*REQUIRED ACTION*:
Each entry, as given, must be output unchanged.

*RECORDS SHOWN*:
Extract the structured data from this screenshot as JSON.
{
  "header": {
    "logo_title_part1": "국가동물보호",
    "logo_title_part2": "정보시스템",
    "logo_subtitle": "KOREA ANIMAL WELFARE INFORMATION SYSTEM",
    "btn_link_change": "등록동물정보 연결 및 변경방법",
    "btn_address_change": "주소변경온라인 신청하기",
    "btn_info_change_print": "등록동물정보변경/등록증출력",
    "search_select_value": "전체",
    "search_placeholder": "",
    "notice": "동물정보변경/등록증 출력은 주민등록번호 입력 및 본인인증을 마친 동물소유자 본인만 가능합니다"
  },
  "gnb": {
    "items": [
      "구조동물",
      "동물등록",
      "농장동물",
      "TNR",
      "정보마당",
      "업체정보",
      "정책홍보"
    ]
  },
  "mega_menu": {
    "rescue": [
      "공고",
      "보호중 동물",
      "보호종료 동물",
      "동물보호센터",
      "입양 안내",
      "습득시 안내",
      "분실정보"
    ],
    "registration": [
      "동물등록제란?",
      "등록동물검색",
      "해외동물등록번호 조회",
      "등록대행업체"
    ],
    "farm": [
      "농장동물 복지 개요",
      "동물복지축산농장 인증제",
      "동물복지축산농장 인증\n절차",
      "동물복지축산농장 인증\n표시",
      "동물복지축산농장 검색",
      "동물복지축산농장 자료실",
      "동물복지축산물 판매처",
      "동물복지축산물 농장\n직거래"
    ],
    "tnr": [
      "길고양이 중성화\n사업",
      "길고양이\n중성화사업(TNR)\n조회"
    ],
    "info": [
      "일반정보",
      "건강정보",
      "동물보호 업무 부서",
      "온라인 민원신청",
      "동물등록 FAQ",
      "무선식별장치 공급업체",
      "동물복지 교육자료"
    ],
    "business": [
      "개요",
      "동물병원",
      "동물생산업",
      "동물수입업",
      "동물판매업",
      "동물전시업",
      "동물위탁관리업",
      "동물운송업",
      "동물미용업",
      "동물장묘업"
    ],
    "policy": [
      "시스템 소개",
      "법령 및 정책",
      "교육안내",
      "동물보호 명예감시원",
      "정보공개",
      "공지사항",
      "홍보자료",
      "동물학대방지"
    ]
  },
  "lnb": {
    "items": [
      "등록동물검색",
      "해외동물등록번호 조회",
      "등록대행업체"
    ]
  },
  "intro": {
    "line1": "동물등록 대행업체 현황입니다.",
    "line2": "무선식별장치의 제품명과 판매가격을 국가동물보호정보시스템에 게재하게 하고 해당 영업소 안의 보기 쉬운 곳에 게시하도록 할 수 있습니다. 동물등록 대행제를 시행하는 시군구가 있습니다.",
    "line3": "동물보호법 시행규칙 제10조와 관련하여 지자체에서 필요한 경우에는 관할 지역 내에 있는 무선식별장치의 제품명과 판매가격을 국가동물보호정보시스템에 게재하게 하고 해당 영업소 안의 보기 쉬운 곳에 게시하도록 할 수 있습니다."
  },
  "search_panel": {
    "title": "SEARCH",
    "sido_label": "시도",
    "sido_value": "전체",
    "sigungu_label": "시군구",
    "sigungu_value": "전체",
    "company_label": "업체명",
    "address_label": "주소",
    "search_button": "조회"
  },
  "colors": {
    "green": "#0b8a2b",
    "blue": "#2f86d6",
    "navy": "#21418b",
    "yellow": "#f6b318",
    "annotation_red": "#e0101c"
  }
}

*ANSWER SECTION*:
Extract the structured data from this screenshot as JSON.
{
  "header": {
    "logo_title_part1": "국가동물보호",
    "logo_title_part2": "정보시스템",
    "logo_subtitle": "KOREA ANIMAL WELFARE INFORMATION SYSTEM",
    "btn_link_change": "등록동물정보 연결 및 변경방법",
    "btn_address_change": "주소변경온라인 신청하기",
    "btn_info_change_print": "등록동물정보변경/등록증출력",
    "search_select_value": "전체",
    "search_placeholder": "",
    "notice": "동물정보변경/등록증 출력은 주민등록번호 입력 및 본인인증을 마친 동물소유자 본인만 가능합니다"
  },
  "gnb": {
    "items": [
      "구조동물",
      "동물등록",
      "농장동물",
      "TNR",
      "정보마당",
      "업체정보",
      "정책홍보"
    ]
  },
  "mega_menu": {
    "rescue": [
      "공고",
      "보호중 동물",
      "보호종료 동물",
      "동물보호센터",
      "입양 안내",
      "습득시 안내",
      "분실정보"
    ],
    "registration": [
      "동물등록제란?",
      "등록동물검색",
      "해외동물등록번호 조회",
      "등록대행업체"
    ],
    "farm": [
      "농장동물 복지 개요",
      "동물복지축산농장 인증제",
      "동물복지축산농장 인증\n절차",
      "동물복지축산농장 인증\n표시",
      "동물복지축산농장 검색",
      "동물복지축산농장 자료실",
      "동물복지축산물 판매처",
      "동물복지축산물 농장\n직거래"
    ],
    "tnr": [
      "길고양이 중성화\n사업",
      "길고양이\n중성화사업(TNR)\n조회"
    ],
    "info": [
      "일반정보",
      "건강정보",
      "동물보호 업무 부서",
      "온라인 민원신청",
      "동물등록 FAQ",
      "무선식별장치 공급업체",
      "동물복지 교육자료"
    ],
    "business": [
      "개요",
      "동물병원",
      "동물생산업",
      "동물수입업",
      "동물판매업",
      "동물전시업",
      "동물위탁관리업",
      "동물운송업",
      "동물미용업",
      "동물장묘업"
    ],
    "policy": [
      "시스템 소개",
      "법령 및 정책",
      "교육안내",
      "동물보호 명예감시원",
      "정보공개",
      "공지사항",
      "홍보자료",
      "동물학대방지"
    ]
  },
  "lnb": {
    "items": [
      "등록동물검색",
      "해외동물등록번호 조회",
      "등록대행업체"
    ]
  },
  "intro": {
    "line1": "동물등록 대행업체 현황입니다.",
    "line2": "무선식별장치의 제품명과 판매가격을 국가동물보호정보시스템에 게재하게 하고 해당 영업소 안의 보기 쉬운 곳에 게시하도록 할 수 있습니다. 동물등록 대행제를 시행하는 시군구가 있습니다.",
    "line3": "동물보호법 시행규칙 제10조와 관련하여 지자체에서 필요한 경우에는 관할 지역 내에 있는 무선식별장치의 제품명과 판매가격을 국가동물보호정보시스템에 게재하게 하고 해당 영업소 안의 보기 쉬운 곳에 게시하도록 할 수 있습니다."
  },
  "search_panel": {
    "title": "SEARCH",
    "sido_label": "시도",
    "sido_value": "전체",
    "sigungu_label": "시군구",
    "sigungu_value": "전체",
    "company_label": "업체명",
    "address_label": "주소",
    "search_button": "조회"
  },
  "colors": {
    "green": "#0b8a2b",
    "blue": "#2f86d6",
    "navy": "#21418b",
    "yellow": "#f6b318",
    "annotation_red": "#e0101c"
  }
}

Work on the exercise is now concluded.